Commit period: May 16, 2018 - Now


The DNAplotlib library is contained within the dnaplotlib.py file in the lib directory and requires Python 2.6 and matplotlib 1.2 or newer and pySBOL package. To install follow instructions below and: import dnaplotlib

Get setuptools if you don't have it: https://pypi.org/project/setuptools/2.0/#installation-instructions

Install the Dnaplotlib package on your system in a contained development environment: python setup.py develop --user

You should now be able to import Dnaplotlib from any directory on your system and import it into other projects. Edits to source code in your development repository will be reflected in the behavior of the package without reinstalling it.

To clean the development package from your system: python setup.py develop --user --uninstall

Note some issue importing matplotlib dependency on Mac OS X Yosemite and later

To Do

DNAplotlib would be useful if it can also handle simple CSV files with genetic design definitions. Also it should allow more visualization options (e.g. customization of basic visual properties like color) and save back the visual properties generated by my functions to SBOL files as an extension. Finally, the StopIteration Error during recursive reading of submodules need debugging.
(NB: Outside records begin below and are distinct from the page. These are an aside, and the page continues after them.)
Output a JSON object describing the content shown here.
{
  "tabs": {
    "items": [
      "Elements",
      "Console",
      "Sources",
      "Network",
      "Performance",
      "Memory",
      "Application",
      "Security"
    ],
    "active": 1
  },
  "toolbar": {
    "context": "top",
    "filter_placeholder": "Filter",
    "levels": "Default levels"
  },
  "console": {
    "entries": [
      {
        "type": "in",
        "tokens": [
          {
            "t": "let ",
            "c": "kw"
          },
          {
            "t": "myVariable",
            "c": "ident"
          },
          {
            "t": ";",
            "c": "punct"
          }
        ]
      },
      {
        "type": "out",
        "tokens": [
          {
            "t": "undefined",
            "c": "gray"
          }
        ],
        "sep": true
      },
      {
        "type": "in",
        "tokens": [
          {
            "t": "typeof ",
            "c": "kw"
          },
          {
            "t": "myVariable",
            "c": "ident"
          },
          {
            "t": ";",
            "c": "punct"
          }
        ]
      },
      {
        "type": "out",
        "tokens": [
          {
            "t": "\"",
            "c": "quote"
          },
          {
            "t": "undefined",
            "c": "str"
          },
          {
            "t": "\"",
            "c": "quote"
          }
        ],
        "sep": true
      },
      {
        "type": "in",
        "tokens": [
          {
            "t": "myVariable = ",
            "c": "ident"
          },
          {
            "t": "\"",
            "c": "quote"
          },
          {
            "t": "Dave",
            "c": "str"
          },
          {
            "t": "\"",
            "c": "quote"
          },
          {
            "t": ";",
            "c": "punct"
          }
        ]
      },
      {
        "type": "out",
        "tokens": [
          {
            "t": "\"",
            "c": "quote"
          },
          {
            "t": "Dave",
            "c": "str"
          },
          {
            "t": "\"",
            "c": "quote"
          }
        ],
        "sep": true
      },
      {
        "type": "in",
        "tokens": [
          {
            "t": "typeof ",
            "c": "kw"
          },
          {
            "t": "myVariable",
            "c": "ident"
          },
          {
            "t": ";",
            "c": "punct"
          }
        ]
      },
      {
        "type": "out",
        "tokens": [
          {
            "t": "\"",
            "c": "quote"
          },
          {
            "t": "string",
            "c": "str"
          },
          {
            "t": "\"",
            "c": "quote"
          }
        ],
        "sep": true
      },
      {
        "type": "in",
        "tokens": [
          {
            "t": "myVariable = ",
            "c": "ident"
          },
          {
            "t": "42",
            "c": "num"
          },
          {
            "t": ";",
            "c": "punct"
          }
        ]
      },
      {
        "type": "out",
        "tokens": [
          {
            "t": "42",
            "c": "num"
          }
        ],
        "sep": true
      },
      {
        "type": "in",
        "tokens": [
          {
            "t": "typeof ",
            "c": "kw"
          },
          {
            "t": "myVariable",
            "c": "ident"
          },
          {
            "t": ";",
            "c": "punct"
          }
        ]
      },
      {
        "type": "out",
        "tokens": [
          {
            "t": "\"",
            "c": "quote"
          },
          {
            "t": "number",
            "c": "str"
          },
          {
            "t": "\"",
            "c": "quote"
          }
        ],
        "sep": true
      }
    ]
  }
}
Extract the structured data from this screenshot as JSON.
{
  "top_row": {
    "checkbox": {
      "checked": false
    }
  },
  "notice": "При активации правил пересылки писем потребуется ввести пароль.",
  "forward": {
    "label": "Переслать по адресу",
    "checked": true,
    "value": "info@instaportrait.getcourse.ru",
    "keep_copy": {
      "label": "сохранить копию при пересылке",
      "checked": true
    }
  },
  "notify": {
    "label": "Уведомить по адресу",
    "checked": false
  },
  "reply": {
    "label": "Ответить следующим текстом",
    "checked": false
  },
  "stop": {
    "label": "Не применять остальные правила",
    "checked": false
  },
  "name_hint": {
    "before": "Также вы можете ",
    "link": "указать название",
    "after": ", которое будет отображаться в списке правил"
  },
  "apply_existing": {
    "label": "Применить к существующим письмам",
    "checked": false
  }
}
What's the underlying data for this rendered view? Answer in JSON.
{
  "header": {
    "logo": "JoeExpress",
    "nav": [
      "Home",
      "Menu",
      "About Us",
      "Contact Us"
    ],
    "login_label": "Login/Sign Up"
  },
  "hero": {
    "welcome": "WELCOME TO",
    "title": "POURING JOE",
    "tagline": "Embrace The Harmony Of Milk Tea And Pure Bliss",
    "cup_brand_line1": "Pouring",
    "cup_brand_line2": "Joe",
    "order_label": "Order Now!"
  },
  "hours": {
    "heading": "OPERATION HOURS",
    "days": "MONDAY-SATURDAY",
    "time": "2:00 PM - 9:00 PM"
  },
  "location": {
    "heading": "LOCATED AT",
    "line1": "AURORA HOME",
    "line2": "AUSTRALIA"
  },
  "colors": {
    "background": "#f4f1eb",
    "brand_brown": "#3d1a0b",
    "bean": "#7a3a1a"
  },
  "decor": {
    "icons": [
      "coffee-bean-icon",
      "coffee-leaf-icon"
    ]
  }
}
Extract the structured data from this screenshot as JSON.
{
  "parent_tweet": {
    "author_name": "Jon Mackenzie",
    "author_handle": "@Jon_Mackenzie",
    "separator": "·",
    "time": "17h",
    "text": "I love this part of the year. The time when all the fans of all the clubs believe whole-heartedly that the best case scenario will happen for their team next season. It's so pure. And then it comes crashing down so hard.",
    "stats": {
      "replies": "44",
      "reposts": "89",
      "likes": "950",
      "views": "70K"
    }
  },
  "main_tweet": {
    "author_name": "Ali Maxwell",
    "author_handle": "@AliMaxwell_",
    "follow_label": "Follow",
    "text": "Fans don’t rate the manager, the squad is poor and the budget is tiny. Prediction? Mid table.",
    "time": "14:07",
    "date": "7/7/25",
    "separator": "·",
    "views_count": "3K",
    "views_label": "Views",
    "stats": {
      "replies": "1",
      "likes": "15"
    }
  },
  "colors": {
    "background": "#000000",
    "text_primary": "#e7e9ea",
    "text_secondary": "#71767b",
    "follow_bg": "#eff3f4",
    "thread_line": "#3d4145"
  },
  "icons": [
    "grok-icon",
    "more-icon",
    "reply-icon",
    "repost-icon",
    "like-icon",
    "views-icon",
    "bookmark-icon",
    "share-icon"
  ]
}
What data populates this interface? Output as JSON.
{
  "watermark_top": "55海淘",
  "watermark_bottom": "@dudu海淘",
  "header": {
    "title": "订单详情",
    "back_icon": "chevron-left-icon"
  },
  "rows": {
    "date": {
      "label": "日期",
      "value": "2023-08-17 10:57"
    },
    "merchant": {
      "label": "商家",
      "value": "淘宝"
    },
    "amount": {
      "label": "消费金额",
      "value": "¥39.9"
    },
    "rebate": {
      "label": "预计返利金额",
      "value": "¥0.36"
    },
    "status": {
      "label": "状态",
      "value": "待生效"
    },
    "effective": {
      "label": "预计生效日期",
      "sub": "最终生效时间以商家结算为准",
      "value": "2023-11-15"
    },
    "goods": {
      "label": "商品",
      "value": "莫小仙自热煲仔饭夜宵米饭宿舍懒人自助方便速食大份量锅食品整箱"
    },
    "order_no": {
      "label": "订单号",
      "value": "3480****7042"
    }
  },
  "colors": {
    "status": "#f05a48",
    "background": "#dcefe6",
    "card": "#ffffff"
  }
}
I would like to thank my mentors, Thomas Gorochowski, PhD (University of Bristol) and Bryan Bartley, PhD (Raytheon BBN Technologies), for their guidance and support. I would further like thank NRNB and SBOL community for their warm welcome, and National Science Foundation for generous support to attend the COMBINE 2018 conference. Lastly, I express my gratitude to Google for hosting Code for Summer program.